As a result, it could take a while for leaders to emerge in the Tanaka sweepstakes. It's been two weeks since his posting, and there are no hot leads or rumored leaders. The Diamondbacks and Yankees have explicitly listed Tanaka among their top priorities this offseason, and the Cubs are expected to be heavily involved as well.
One other team that keeps coming up is the Mariners, who have not followed their Robinson Cano signing with another impact move, and there is some debate as to how much money they could spend. Fox Sports' Ken Rosenthal wrote back on Dec. 19 that Seattle might be close to its payroll limit. However, Baseball America's Ben Badler, assessing the market for Tanaka last week, noted the Mariners' new $2 billion regional television contract and their lack of long term commitments other than those to Cano and ace Felix Hernandez. General manager Jack Zduriencik told Rosenthal last month that, "if we go for another large deal, that obviously is going to have to go above my head," meaning he would need ownership approval for another significant contract.
Still, there's a sense around the game that Seattle does have one more significant move to come, be it signing Tanaka, trading for David Price or further cluttering the left side of their defensive spectrum with a draft-robbing deal for Nelson Cruz.
RHPs Ervin Santana, Ubaldo Jimenez, Matt Garza
Santana, Jimenez and Garza are the big three domestic free agents whose markets are being held up by the Tanaka sweepstakes, and news has been extremely slow on them as a result. The teams that get the furthest with Tanaka only to lose him are likely to turn to those three, and the Blue Jays specifically are considered likely to make a move to sign one of them after Tanaka lands elsewhere. Otherwise, there's not much to report here. The Twins have expressed interest in bringing back Garza, their first-round draft pick from 2005, but they're reportedly unwilling to offer the sort of long-term contract he desires.
SS Stephen Drew

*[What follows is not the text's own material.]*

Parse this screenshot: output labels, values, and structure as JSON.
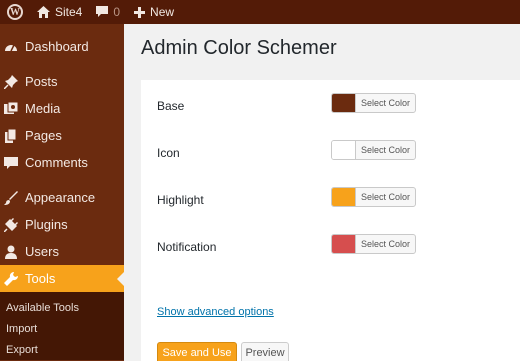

Per the New York Daily News' Andy Martino, "the Red Sox and Mets are the only clubs known to be engaged with Drew." However, the Mets don't want to offer Drew a contract lasting more than a year or two, which would seem to increase his chances of re-signing with Boston, which has a well-established interest in bringing him back. Such a move would push rookie Xander Bogaerts to third base and Will Middlebrooks to the bench, the minors or off the team completely via a trade. Having declined the Red Sox' qualifying offer, Drew doesn't seem likely to settle for a one-year deal, and he does come with the added price of draft pick compensation. The Mets' first-round pick is protected, but they would give up their second-round pick if they signed Drew, whereas Boston would not have to give up a pick to re-sign the shortstop.
OF Nelson Cruz
The Rangers, who, along with their fans, embraced Cruz after his return from his Biogenesis suspension, seemed likely to bringing him back until they dropped $130 million on Shin-Soo Choo. The Rockies and Orioles reached out to Cruz's agent in early December, and the Mariners continue to be considered a part of his market with the caveats discussed above.
Even with all that, there has been precious little heat on Cruz. He may come to regret turning down Texas' qualifying offer in November as there just aren't a lot of teams out there looking to forfeit their top draft pick to sign an oft-injured 33-year-old designated hitter with a recent performance-enhancing drug suspension who has posted a .319 on-base percentage over the last three seasons.